= Problem to solve =
Setting aside any pictures, reproduce the data exactly.

= Material provided =
* * *

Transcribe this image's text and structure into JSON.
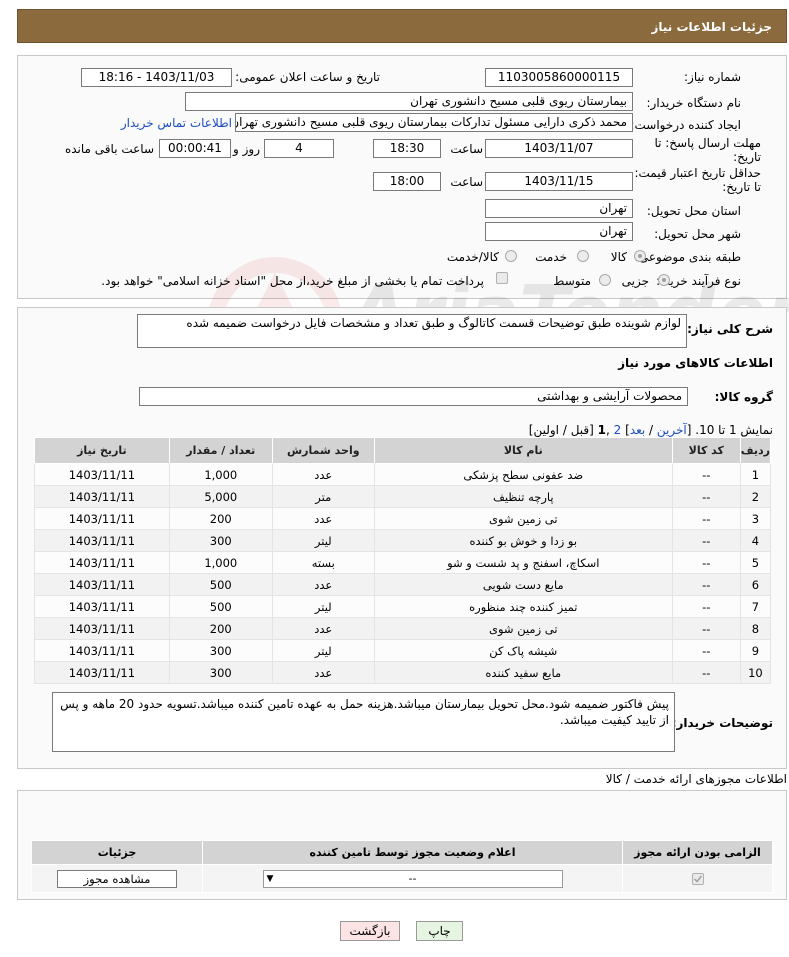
{
  "header": {
    "title": "جزئیات اطلاعات نیاز"
  },
  "form": {
    "need_number_label": "شماره نیاز:",
    "need_number": "1103005860000115",
    "announce_label": "تاریخ و ساعت اعلان عمومی:",
    "announce_value": "1403/11/03 - 18:16",
    "buyer_org_label": "نام دستگاه خریدار:",
    "buyer_org": "بیمارستان ریوی قلبی مسیح دانشوری تهران",
    "creator_label": "ایجاد کننده درخواست:",
    "creator": "محمد ذکری دارایی مسئول تدارکات بیمارستان ریوی قلبی مسیح دانشوری تهران",
    "contact_link": "اطلاعات تماس خریدار",
    "reply_deadline_label": "مهلت ارسال پاسخ: تا تاریخ:",
    "reply_date": "1403/11/07",
    "time_label": "ساعت",
    "reply_time": "18:30",
    "days_value": "4",
    "days_label": "روز و",
    "remaining_time": "00:00:41",
    "remaining_label": "ساعت باقی مانده",
    "validity_label": "حداقل تاریخ اعتبار قیمت: تا تاریخ:",
    "validity_date": "1403/11/15",
    "validity_time": "18:00",
    "province_label": "استان محل تحویل:",
    "province": "تهران",
    "city_label": "شهر محل تحویل:",
    "city": "تهران",
    "category_label": "طبقه بندی موضوعی:",
    "category_options": [
      "کالا",
      "خدمت",
      "کالا/خدمت"
    ],
    "process_label": "نوع فرآیند خرید :",
    "process_options": [
      "جزیی",
      "متوسط"
    ],
    "payment_note": "پرداخت تمام یا بخشی از مبلغ خرید،از محل \"اسناد خزانه اسلامی\" خواهد بود."
  },
  "summary": {
    "label": "شرح کلی نیاز:",
    "text": "لوازم شوینده طبق توضیحات قسمت کاتالوگ و طبق تعداد و مشخصات فایل درخواست ضمیمه شده",
    "goods_info_title": "اطلاعات کالاهای مورد نیاز",
    "goods_group_label": "گروه کالا:",
    "goods_group": "محصولات آرایشی و بهداشتی",
    "pagination": {
      "prefix": "نمایش 1 تا 10. [",
      "last": "آخرین",
      "sep1": " / ",
      "next": "بعد",
      "close": "] ",
      "page2": "2",
      "comma": " ,",
      "page1": "1",
      "suffix": " [قبل / اولین]"
    }
  },
  "items_table": {
    "headers": [
      "ردیف",
      "کد کالا",
      "نام کالا",
      "واحد شمارش",
      "تعداد / مقدار",
      "تاریخ نیاز"
    ],
    "rows": [
      [
        "1",
        "--",
        "ضد عفونی سطح پزشکی",
        "عدد",
        "1,000",
        "1403/11/11"
      ],
      [
        "2",
        "--",
        "پارچه تنظیف",
        "متر",
        "5,000",
        "1403/11/11"
      ],
      [
        "3",
        "--",
        "تی زمین شوی",
        "عدد",
        "200",
        "1403/11/11"
      ],
      [
        "4",
        "--",
        "بو زدا و خوش بو کننده",
        "لیتر",
        "300",
        "1403/11/11"
      ],
      [
        "5",
        "--",
        "اسکاچ، اسفنج و پد شست و شو",
        "بسته",
        "1,000",
        "1403/11/11"
      ],
      [
        "6",
        "--",
        "مایع دست شویی",
        "عدد",
        "500",
        "1403/11/11"
      ],
      [
        "7",
        "--",
        "تمیز کننده چند منظوره",
        "لیتر",
        "500",
        "1403/11/11"
      ],
      [
        "8",
        "--",
        "تی زمین شوی",
        "عدد",
        "200",
        "1403/11/11"
      ],
      [
        "9",
        "--",
        "شیشه پاک کن",
        "لیتر",
        "300",
        "1403/11/11"
      ],
      [
        "10",
        "--",
        "مایع سفید کننده",
        "عدد",
        "300",
        "1403/11/11"
      ]
    ]
  },
  "buyer_notes": {
    "label": "توضیحات خریدار:",
    "text": "پیش فاکتور ضمیمه شود.محل تحویل بیمارستان میباشد.هزینه حمل به عهده تامین کننده میباشد.تسویه حدود 20 ماهه و پس از تایید کیفیت میباشد."
  },
  "permits": {
    "title": "اطلاعات مجوزهای ارائه خدمت / کالا",
    "headers": [
      "الزامی بودن ارائه مجوز",
      "اعلام وضعیت مجوز توسط تامین کننده",
      "جزئیات"
    ],
    "select_value": "--",
    "view_button": "مشاهده مجوز"
  },
  "buttons": {
    "print": "چاپ",
    "back": "بازگشت"
  },
  "colors": {
    "header": "#8b6a3e",
    "link": "#1a4dbf",
    "back_button": "#fde4e4",
    "print_button": "#e6f5e1"
  }
}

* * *

= Expected answer =
Transcribe this image's text and structure into JSON.
{
  "header": {
    "title": "جزئیات اطلاعات نیاز"
  },
  "form": {
    "need_number_label": "شماره نیاز:",
    "need_number": "1103005860000115",
    "announce_label": "تاریخ و ساعت اعلان عمومی:",
    "announce_value": "1403/11/03 - 18:16",
    "buyer_org_label": "نام دستگاه خریدار:",
    "buyer_org": "بیمارستان ریوی قلبی مسیح دانشوری تهران",
    "creator_label": "ایجاد کننده درخواست:",
    "creator": "محمد ذکری دارایی مسئول تدارکات بیمارستان ریوی قلبی مسیح دانشوری تهران",
    "contact_link": "اطلاعات تماس خریدار",
    "reply_deadline_label": "مهلت ارسال پاسخ: تا تاریخ:",
    "reply_date": "1403/11/07",
    "time_label": "ساعت",
    "reply_time": "18:30",
    "days_value": "4",
    "days_label": "روز و",
    "remaining_time": "00:00:41",
    "remaining_label": "ساعت باقی مانده",
    "validity_label": "حداقل تاریخ اعتبار قیمت: تا تاریخ:",
    "validity_date": "1403/11/15",
    "validity_time": "18:00",
    "province_label": "استان محل تحویل:",
    "province": "تهران",
    "city_label": "شهر محل تحویل:",
    "city": "تهران",
    "category_label": "طبقه بندی موضوعی:",
    "category_options": [
      "کالا",
      "خدمت",
      "کالا/خدمت"
    ],
    "process_label": "نوع فرآیند خرید :",
    "process_options": [
      "جزیی",
      "متوسط"
    ],
    "payment_note": "پرداخت تمام یا بخشی از مبلغ خرید،از محل \"اسناد خزانه اسلامی\" خواهد بود."
  },
  "summary": {
    "label": "شرح کلی نیاز:",
    "text": "لوازم شوینده طبق توضیحات قسمت کاتالوگ و طبق تعداد و مشخصات فایل درخواست ضمیمه شده",
    "goods_info_title": "اطلاعات کالاهای مورد نیاز",
    "goods_group_label": "گروه کالا:",
    "goods_group": "محصولات آرایشی و بهداشتی",
    "pagination": {
      "prefix": "نمایش 1 تا 10. [",
      "last": "آخرین",
      "sep1": " / ",
      "next": "بعد",
      "close": "] ",
      "page2": "2",
      "comma": " ,",
      "page1": "1",
      "suffix": " [قبل / اولین]"
    }
  },
  "items_table": {
    "headers": [
      "ردیف",
      "کد کالا",
      "نام کالا",
      "واحد شمارش",
      "تعداد / مقدار",
      "تاریخ نیاز"
    ],
    "rows": [
      [
        "1",
        "--",
        "ضد عفونی سطح پزشکی",
        "عدد",
        "1,000",
        "1403/11/11"
      ],
      [
        "2",
        "--",
        "پارچه تنظیف",
        "متر",
        "5,000",
        "1403/11/11"
      ],
      [
        "3",
        "--",
        "تی زمین شوی",
        "عدد",
        "200",
        "1403/11/11"
      ],
      [
        "4",
        "--",
        "بو زدا و خوش بو کننده",
        "لیتر",
        "300",
        "1403/11/11"
      ],
      [
        "5",
        "--",
        "اسکاچ، اسفنج و پد شست و شو",
        "بسته",
        "1,000",
        "1403/11/11"
      ],
      [
        "6",
        "--",
        "مایع دست شویی",
        "عدد",
        "500",
        "1403/11/11"
      ],
      [
        "7",
        "--",
        "تمیز کننده چند منظوره",
        "لیتر",
        "500",
        "1403/11/11"
      ],
      [
        "8",
        "--",
        "تی زمین شوی",
        "عدد",
        "200",
        "1403/11/11"
      ],
      [
        "9",
        "--",
        "شیشه پاک کن",
        "لیتر",
        "300",
        "1403/11/11"
      ],
      [
        "10",
        "--",
        "مایع سفید کننده",
        "عدد",
        "300",
        "1403/11/11"
      ]
    ]
  },
  "buyer_notes": {
    "label": "توضیحات خریدار:",
    "text": "پیش فاکتور ضمیمه شود.محل تحویل بیمارستان میباشد.هزینه حمل به عهده تامین کننده میباشد.تسویه حدود 20 ماهه و پس از تایید کیفیت میباشد."
  },
  "permits": {
    "title": "اطلاعات مجوزهای ارائه خدمت / کالا",
    "headers": [
      "الزامی بودن ارائه مجوز",
      "اعلام وضعیت مجوز توسط تامین کننده",
      "جزئیات"
    ],
    "select_value": "--",
    "view_button": "مشاهده مجوز"
  },
  "buttons": {
    "print": "چاپ",
    "back": "بازگشت"
  },
  "colors": {
    "header": "#8b6a3e",
    "link": "#1a4dbf",
    "back_button": "#fde4e4",
    "print_button": "#e6f5e1"
  }
}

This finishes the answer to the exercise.